#### What to work on:
Scan the entries below. Return every line that includes "title".

(Items from an interface collection)
_ _ _ _ _

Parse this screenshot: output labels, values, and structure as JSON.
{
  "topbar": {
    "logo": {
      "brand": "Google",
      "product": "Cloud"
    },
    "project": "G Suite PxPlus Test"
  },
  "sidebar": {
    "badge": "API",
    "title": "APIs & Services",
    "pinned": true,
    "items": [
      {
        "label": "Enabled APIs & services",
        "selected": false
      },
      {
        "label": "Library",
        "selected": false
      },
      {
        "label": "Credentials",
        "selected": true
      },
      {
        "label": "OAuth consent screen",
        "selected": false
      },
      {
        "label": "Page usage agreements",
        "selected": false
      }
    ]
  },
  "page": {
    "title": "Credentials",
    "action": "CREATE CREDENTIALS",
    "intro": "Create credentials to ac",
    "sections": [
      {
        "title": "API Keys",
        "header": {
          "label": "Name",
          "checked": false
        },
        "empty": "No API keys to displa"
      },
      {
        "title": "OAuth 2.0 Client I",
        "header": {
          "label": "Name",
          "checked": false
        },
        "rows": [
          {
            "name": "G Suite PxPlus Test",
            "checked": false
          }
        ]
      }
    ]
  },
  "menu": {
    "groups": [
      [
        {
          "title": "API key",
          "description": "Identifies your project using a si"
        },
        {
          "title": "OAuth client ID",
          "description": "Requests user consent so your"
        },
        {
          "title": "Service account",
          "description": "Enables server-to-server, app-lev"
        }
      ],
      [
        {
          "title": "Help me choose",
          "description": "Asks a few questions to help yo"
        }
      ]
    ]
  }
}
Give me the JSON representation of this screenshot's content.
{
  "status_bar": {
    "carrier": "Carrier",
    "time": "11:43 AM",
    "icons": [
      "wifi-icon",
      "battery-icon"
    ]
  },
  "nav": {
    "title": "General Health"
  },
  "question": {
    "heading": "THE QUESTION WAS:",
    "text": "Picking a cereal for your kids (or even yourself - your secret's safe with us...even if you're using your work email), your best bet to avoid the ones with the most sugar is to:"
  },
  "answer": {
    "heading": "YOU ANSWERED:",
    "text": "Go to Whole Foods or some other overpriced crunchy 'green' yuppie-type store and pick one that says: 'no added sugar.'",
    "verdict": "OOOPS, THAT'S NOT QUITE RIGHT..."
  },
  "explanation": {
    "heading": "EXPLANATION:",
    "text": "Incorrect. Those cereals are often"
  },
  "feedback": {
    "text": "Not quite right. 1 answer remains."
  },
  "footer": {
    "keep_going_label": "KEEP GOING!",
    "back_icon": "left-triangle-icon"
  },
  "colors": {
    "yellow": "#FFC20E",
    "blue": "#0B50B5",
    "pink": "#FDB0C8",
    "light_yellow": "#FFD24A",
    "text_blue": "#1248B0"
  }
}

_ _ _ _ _

#### Output for this exercise:
    "title": "APIs & Services",
    "title": "Credentials",
        "title": "API Keys",
        "title": "OAuth 2.0 Client I",
          "title": "API key",
          "title": "OAuth client ID",
          "title": "Service account",
          "title": "Help me choose",
    "title": "General Health"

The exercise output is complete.